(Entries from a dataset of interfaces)

········

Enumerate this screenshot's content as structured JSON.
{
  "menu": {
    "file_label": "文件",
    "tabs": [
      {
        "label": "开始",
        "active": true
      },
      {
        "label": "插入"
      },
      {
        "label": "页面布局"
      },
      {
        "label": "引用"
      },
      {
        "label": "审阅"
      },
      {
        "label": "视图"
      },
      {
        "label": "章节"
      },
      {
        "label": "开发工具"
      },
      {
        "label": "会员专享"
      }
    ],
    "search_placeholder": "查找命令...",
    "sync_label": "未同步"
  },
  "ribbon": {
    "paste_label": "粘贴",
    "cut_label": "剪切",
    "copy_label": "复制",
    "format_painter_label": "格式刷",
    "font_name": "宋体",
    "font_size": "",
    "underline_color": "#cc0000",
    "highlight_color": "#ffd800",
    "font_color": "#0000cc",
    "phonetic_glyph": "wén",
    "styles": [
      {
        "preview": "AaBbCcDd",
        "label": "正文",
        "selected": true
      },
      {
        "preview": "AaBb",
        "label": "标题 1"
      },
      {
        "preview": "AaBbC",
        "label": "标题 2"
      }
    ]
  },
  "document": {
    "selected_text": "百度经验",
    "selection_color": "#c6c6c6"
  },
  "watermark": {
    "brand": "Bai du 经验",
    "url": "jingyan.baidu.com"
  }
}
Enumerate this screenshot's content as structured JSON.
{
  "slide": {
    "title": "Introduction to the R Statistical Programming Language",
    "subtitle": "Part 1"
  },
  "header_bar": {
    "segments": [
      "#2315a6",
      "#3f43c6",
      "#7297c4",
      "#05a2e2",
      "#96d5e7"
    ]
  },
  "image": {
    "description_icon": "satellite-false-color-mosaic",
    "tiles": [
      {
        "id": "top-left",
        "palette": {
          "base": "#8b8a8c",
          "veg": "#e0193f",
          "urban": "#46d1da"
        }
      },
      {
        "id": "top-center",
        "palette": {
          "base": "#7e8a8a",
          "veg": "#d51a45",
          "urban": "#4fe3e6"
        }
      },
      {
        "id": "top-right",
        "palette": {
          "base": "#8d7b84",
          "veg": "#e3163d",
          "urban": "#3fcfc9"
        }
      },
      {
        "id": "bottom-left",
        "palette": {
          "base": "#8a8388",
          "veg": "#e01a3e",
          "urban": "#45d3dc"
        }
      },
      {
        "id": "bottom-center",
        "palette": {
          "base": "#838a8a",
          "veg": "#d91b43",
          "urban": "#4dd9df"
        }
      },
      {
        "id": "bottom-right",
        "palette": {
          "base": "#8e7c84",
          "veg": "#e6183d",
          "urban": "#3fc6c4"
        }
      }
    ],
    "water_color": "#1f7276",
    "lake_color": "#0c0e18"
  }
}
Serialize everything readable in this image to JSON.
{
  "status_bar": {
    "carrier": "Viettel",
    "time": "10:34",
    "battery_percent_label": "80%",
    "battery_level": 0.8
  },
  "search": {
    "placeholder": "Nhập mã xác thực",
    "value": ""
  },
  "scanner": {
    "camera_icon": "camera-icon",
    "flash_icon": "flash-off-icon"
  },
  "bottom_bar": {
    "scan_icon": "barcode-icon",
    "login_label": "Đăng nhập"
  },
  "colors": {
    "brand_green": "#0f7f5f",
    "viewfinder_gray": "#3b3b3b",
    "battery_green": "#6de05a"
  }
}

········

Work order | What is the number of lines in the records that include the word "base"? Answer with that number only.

Solution | 6